* [About this task] Wherever the string "Tweak" appears in the entries below, return the line that holds it.
BEGIN
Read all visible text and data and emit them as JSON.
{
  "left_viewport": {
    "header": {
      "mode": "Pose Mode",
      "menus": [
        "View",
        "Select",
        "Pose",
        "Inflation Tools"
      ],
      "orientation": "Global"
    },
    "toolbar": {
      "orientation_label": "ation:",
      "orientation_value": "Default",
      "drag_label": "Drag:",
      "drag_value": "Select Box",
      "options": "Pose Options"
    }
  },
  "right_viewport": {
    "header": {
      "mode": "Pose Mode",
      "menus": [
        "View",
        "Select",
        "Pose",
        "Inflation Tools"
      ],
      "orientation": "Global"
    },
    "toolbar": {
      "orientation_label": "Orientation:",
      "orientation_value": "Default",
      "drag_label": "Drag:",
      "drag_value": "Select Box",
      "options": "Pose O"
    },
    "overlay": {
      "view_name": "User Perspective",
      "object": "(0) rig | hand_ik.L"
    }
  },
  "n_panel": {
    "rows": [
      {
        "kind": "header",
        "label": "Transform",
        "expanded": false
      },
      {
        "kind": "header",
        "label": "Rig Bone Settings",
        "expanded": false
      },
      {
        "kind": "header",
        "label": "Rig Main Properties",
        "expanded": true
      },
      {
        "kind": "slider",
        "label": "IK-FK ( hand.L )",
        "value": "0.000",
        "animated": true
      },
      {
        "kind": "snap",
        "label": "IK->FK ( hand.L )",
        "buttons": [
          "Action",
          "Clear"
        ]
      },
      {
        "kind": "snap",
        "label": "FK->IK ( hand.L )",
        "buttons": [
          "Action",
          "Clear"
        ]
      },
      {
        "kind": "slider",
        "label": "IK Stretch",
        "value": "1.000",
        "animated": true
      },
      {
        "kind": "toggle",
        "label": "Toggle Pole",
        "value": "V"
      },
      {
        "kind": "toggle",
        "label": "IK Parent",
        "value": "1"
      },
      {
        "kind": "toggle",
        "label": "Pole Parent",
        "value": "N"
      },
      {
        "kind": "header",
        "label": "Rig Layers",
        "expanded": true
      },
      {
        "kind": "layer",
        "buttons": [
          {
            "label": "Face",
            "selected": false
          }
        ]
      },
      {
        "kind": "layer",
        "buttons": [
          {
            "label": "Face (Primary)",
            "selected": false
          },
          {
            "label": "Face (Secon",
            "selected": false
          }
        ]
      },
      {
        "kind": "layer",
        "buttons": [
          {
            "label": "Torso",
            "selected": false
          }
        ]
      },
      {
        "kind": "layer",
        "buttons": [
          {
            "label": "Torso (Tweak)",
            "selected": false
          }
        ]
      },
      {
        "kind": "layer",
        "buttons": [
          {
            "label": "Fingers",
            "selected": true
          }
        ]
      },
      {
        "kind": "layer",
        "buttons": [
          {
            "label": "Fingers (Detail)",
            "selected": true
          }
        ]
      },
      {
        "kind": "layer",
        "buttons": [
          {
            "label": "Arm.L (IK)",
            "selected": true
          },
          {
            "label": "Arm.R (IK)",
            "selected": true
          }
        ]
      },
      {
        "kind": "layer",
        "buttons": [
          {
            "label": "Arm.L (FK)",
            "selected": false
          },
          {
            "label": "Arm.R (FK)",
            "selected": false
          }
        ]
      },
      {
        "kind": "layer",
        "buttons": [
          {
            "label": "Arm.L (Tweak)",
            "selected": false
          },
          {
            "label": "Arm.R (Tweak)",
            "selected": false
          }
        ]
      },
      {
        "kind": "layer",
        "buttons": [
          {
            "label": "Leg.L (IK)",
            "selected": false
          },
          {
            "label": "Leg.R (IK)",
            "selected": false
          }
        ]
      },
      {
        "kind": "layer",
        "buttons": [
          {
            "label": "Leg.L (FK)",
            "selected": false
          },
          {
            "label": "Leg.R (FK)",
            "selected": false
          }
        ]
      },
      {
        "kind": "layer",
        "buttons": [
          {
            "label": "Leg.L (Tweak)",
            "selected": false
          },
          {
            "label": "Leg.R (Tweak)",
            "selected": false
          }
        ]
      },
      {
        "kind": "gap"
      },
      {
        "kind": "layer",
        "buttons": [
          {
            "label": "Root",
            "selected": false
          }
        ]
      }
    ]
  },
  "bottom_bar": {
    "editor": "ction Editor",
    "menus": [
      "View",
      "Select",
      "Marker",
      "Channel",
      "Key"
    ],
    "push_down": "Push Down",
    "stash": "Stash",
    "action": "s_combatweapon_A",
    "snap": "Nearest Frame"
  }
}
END
* [Written reply]
            "label": "Torso (Tweak)",
            "label": "Arm.L (Tweak)",
            "label": "Arm.R (Tweak)",
            "label": "Leg.L (Tweak)",
            "label": "Leg.R (Tweak)",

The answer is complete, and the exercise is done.